(Page and application data records)
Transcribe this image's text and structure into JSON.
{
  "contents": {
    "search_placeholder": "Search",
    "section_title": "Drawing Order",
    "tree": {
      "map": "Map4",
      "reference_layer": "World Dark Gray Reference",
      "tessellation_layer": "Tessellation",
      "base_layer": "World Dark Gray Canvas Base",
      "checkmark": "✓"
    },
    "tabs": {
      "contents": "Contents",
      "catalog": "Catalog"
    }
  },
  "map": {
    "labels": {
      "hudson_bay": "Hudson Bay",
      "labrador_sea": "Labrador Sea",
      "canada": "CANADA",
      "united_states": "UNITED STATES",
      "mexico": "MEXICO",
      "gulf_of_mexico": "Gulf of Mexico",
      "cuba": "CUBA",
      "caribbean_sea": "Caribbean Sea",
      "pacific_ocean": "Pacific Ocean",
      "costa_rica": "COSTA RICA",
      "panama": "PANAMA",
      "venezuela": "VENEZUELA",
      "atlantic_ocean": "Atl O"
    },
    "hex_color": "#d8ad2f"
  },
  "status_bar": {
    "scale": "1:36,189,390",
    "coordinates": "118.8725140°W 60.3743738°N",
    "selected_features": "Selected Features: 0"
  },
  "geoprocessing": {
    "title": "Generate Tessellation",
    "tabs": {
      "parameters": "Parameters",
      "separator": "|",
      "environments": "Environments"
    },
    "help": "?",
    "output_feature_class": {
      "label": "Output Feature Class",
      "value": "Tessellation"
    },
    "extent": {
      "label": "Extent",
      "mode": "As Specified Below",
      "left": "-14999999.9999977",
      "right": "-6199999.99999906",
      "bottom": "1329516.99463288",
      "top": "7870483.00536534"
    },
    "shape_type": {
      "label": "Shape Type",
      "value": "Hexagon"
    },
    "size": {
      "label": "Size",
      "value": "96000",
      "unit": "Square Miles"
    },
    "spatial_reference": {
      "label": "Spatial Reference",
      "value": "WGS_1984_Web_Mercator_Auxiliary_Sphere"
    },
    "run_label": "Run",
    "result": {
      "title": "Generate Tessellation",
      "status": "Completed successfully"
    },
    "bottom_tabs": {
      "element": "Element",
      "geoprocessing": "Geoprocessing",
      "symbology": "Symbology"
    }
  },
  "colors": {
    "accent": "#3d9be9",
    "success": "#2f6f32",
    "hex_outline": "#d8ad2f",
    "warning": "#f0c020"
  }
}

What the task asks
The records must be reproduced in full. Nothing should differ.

Worked solution
Transcribe this image's text and structure into JSON.
{
  "contents": {
    "search_placeholder": "Search",
    "section_title": "Drawing Order",
    "tree": {
      "map": "Map4",
      "reference_layer": "World Dark Gray Reference",
      "tessellation_layer": "Tessellation",
      "base_layer": "World Dark Gray Canvas Base",
      "checkmark": "✓"
    },
    "tabs": {
      "contents": "Contents",
      "catalog": "Catalog"
    }
  },
  "map": {
    "labels": {
      "hudson_bay": "Hudson Bay",
      "labrador_sea": "Labrador Sea",
      "canada": "CANADA",
      "united_states": "UNITED STATES",
      "mexico": "MEXICO",
      "gulf_of_mexico": "Gulf of Mexico",
      "cuba": "CUBA",
      "caribbean_sea": "Caribbean Sea",
      "pacific_ocean": "Pacific Ocean",
      "costa_rica": "COSTA RICA",
      "panama": "PANAMA",
      "venezuela": "VENEZUELA",
      "atlantic_ocean": "Atl O"
    },
    "hex_color": "#d8ad2f"
  },
  "status_bar": {
    "scale": "1:36,189,390",
    "coordinates": "118.8725140°W 60.3743738°N",
    "selected_features": "Selected Features: 0"
  },
  "geoprocessing": {
    "title": "Generate Tessellation",
    "tabs": {
      "parameters": "Parameters",
      "separator": "|",
      "environments": "Environments"
    },
    "help": "?",
    "output_feature_class": {
      "label": "Output Feature Class",
      "value": "Tessellation"
    },
    "extent": {
      "label": "Extent",
      "mode": "As Specified Below",
      "left": "-14999999.9999977",
      "right": "-6199999.99999906",
      "bottom": "1329516.99463288",
      "top": "7870483.00536534"
    },
    "shape_type": {
      "label": "Shape Type",
      "value": "Hexagon"
    },
    "size": {
      "label": "Size",
      "value": "96000",
      "unit": "Square Miles"
    },
    "spatial_reference": {
      "label": "Spatial Reference",
      "value": "WGS_1984_Web_Mercator_Auxiliary_Sphere"
    },
    "run_label": "Run",
    "result": {
      "title": "Generate Tessellation",
      "status": "Completed successfully"
    },
    "bottom_tabs": {
      "element": "Element",
      "geoprocessing": "Geoprocessing",
      "symbology": "Symbology"
    }
  },
  "colors": {
    "accent": "#3d9be9",
    "success": "#2f6f32",
    "hex_outline": "#d8ad2f",
    "warning": "#f0c020"
  }
}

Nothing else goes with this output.